The 2020 Ombudsman report on the Continuing Healthcare Service would be taken into account by the review and officers confirmed that engagement would not take place during the forthcoming pre-election period. Facilities rated as ‘inadequate’ by the Care Quality Commission would not be used unless the person’s family wanted quality assurances would also be asked for. Clarity would be given on the position if more than 8 hours care per day was required.


The Joint Committee noted the position.



Report attached.

Additional documents:


The Chair in Common of BHRUT and Barts Health advised that a clinical performance director had been seconded to BHRUT. Joint work was also taking place on areas such as the thoracoscopy service. Pay rates of temporary staff were being harmonised and closer working on backroom functions was also being put in place across the Trusts. Capacity would be shared in order to reduce waiting lists.


The new Intensive Treatment Unit at Queen’s was due to open that week which it was felt would improve staff recruitment and retention. Digital support was improving and a new electronic patient records system was being developed at BHRUT. There was now improved financial stability at BHRUT and a new Chief Executive Officer would be appointed at Barts Health. The two Trusts would however remain separate organisations.


Patient flows from Essex were monitored by BHRUT and the Trust Chief Executive confirmed that he wished to improve treatment pathways with Essex.

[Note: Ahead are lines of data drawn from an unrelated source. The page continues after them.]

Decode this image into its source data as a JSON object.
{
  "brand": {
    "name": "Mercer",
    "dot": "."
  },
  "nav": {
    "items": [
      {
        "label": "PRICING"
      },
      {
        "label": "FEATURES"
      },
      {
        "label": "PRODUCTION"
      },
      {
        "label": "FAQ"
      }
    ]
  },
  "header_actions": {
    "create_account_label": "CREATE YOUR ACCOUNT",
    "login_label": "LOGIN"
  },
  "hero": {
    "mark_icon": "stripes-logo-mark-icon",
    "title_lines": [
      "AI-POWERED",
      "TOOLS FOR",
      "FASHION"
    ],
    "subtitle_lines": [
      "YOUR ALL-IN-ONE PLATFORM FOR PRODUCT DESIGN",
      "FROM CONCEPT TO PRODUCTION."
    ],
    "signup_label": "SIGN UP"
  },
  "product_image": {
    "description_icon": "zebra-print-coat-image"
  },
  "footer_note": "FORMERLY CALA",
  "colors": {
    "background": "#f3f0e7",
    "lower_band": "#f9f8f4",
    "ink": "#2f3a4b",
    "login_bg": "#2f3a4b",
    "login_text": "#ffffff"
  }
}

Other developments included the Trusts collaborating on respiratory work to make more use of local anaesthetic and the trauma centre at the Royal London Hospital helping to improve survival rates. Similarly, the Hyper Acute Stroke Unit at Queens was producing better outcomes for stroke patients.

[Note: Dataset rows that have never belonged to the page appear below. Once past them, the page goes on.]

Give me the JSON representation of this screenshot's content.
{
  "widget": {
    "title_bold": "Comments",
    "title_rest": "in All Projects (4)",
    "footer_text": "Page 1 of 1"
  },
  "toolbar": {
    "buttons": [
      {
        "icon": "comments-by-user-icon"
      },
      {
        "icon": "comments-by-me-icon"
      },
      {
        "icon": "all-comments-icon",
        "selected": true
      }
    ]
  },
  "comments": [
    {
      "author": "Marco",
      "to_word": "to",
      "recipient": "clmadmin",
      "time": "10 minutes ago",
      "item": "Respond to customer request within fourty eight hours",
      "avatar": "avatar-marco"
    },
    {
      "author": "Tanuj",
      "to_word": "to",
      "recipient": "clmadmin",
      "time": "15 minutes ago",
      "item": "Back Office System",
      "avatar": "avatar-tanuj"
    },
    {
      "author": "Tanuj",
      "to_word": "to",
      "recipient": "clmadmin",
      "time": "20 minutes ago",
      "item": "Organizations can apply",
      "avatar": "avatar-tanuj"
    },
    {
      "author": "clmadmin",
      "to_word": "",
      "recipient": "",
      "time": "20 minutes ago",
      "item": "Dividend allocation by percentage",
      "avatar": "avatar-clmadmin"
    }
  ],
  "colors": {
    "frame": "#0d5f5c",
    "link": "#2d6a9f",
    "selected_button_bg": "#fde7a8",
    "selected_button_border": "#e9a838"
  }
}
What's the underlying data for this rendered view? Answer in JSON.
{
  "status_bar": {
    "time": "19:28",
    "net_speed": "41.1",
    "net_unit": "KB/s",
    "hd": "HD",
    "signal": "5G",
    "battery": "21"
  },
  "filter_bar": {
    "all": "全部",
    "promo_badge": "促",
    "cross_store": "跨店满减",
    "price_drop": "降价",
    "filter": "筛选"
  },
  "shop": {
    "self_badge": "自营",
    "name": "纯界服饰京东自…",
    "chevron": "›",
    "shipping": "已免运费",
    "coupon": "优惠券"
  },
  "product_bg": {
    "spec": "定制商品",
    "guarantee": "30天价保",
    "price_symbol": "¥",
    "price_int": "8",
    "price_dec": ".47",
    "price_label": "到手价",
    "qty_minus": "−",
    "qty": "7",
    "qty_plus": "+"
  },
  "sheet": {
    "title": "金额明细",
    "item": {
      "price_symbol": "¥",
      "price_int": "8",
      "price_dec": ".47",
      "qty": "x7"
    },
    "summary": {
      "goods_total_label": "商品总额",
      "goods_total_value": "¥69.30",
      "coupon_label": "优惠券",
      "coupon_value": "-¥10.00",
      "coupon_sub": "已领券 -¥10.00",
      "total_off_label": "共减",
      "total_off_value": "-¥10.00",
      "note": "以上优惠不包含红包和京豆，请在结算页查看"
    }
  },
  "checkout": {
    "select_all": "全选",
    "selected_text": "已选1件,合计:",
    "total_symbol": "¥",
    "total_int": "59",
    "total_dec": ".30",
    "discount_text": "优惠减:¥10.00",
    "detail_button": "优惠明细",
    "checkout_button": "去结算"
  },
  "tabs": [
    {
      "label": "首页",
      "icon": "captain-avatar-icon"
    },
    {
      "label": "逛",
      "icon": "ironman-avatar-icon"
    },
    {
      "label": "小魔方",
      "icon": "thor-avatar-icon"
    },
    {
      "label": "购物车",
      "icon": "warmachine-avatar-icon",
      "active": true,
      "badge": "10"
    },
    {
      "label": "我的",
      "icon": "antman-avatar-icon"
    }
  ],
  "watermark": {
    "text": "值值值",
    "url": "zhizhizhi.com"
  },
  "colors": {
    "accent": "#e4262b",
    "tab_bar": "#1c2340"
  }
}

Officers emphasised that it was not necessary for services to move towards Inner North East London. It was important that teams for e.g. complex heart surgery had as much experience as possible.

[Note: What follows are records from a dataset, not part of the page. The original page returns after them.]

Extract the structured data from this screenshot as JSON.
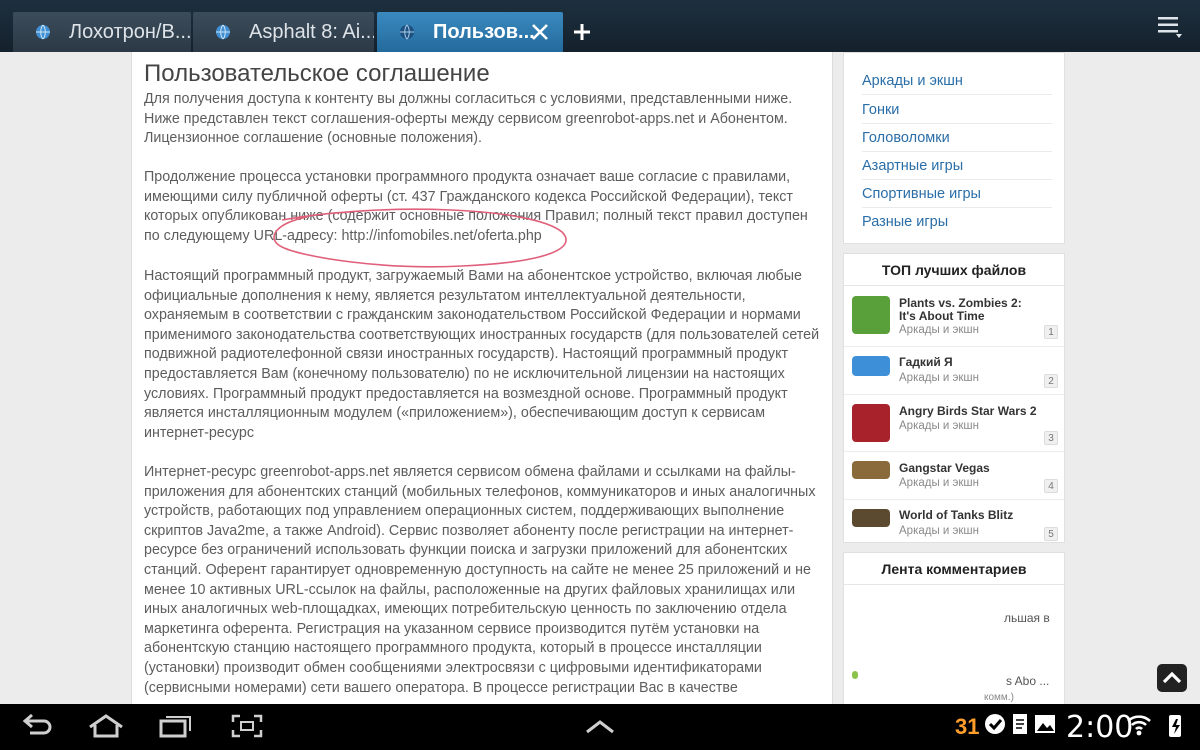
{
  "tabs": [
    {
      "label": "Лохотрон/В...",
      "active": false
    },
    {
      "label": "Asphalt 8: Ai...",
      "active": false
    },
    {
      "label": "Пользов...",
      "active": true
    }
  ],
  "article": {
    "title": "Пользовательское соглашение",
    "paragraphs": [
      "Для получения доступа к контенту вы должны согласиться с условиями, представленными ниже. Ниже представлен текст соглашения-оферты между сервисом greenrobot-apps.net и Абонентом. Лицензионное соглашение (основные положения).",
      "Продолжение процесса установки программного продукта означает ваше согласие с правилами, имеющими силу публичной оферты (ст. 437 Гражданского кодекса Российской Федерации), текст которых опубликован ниже (содержит основные положения Правил; полный текст правил доступен по следующему URL-адресу: http://infomobiles.net/oferta.php",
      "Настоящий программный продукт, загружаемый Вами на абонентское устройство, включая любые официальные дополнения к нему, является результатом интеллектуальной деятельности, охраняемым в соответствии с гражданским законодательством Российской Федерации и нормами применимого законодательства соответствующих иностранных государств (для пользователей сетей подвижной радиотелефонной связи иностранных государств). Настоящий программный продукт предоставляется Вам (конечному пользователю) по не исключительной лицензии на настоящих условиях. Программный продукт предоставляется на возмездной основе. Программный продукт является инсталляционным модулем («приложением»), обеспечивающим доступ к сервисам интернет-ресурс",
      "Интернет-ресурс greenrobot-apps.net является сервисом обмена файлами и ссылками на файлы-приложения для абонентских станций (мобильных телефонов, коммуникаторов и иных аналогичных устройств, работающих под управлением операционных систем, поддерживающих выполнение скриптов Java2me, а также Android). Сервис позволяет абоненту после регистрации на интернет-ресурсе без ограничений использовать функции поиска и загрузки приложений для абонентских станций. Оферент гарантирует одновременную доступность на сайте не менее 25 приложений и не менее 10 активных URL-ссылок на файлы, расположенные на других файловых хранилищах или иных аналогичных web-площадках, имеющих потребительскую ценность по заключению отдела маркетинга оферента. Регистрация на указанном сервисе производится путём установки на абонентскую станцию настоящего программного продукта, который в процессе инсталляции (установки) производит обмен сообщениями электросвязи с цифровыми идентификаторами (сервисными номерами) сети вашего оператора. В процессе регистрации Вас в качестве"
    ]
  },
  "sidebar": {
    "categories": [
      "Аркады и экшн",
      "Гонки",
      "Головоломки",
      "Азартные игры",
      "Спортивные игры",
      "Разные игры"
    ],
    "top_title": "ТОП лучших файлов",
    "top_files": [
      {
        "name": "Plants vs. Zombies 2: It's About Time",
        "category": "Аркады и экшн",
        "rank": "1",
        "color": "#5aa03a"
      },
      {
        "name": "Гадкий Я",
        "category": "Аркады и экшн",
        "rank": "2",
        "color": "#3d8fd8"
      },
      {
        "name": "Angry Birds Star Wars 2",
        "category": "Аркады и экшн",
        "rank": "3",
        "color": "#a8222c"
      },
      {
        "name": "Gangstar Vegas",
        "category": "Аркады и экшн",
        "rank": "4",
        "color": "#8a6a3a"
      },
      {
        "name": "World of Tanks Blitz",
        "category": "Аркады и экшн",
        "rank": "5",
        "color": "#5c4a30"
      }
    ],
    "comments_title": "Лента комментариев",
    "comment_fragments": [
      "льшая в",
      "s Abo ...",
      "комм.)"
    ]
  },
  "system": {
    "clock": "2:00",
    "calendar_badge": "31"
  }
}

A Member raised the poor recent figures for waits in the Queens Emergency Department where only 25% of patients were being seen within 4 hours. The BHRUT Chief Executive responded that the Trust as a whole was achieving around 65% for the 4 hour target compared to a London average of 72%. The Queen’s Emergency Department had recently been praised in a Care Quality Commission inspection. The separate Covid Emergency Department at Queens had now been closed with all patients now treated again in the one department. A pilot scheme to reopen capacity was in progress but it was accepted that waiting times were likely to increase in the next year.


The Chair in Common wished to support the new and permanent Chief Executive of BHRUT in making improvements and would remain accountable to the Joint Committee re the improvements. The intention of the collaboration across the Trusts was not to move services but to make them more accessible to local people. Any move of services would be consulted upon.


A representative of the North East London NHS Foundation Trust (NELFT) explained that collaborative working was also being developed on mental health pathways. This had included female psychiatric intensive care and it was confirmed all in-patients could be placed locally. High intensity mental health care for children was delivered at home where possible. A Joint Chair would be appointed for NELFT and the East London NHS Foundation Trust.


Age, gender and ethnicity data was collected for mental health in-patients and this could be provided for admissions data. Any safeguarding issues would also be raised. Post discharge support  ...  view the full minutes text for item 31.



Report attached.

Additional documents:


The Joint Committee was advised that it was aimed to harmonise fertility policy across the North East London CCGs. This covered a wider area than just IVF issues and all stakeholders would be given the opportunity to contribute to the engagement process. The numbers of IVF cycles funded by the NHS would be included in the engagement process and the consultation document would be shared with the Joint Committee. The consultation outcome would also be shared.


All stakeholders would be engaged with across all age ranges, ethnicities, sexual orientation etc. Community groups and Healthwatch would also be engaged with.


The Committee agreed to receive an update on the outcome of the consultation, once this was available.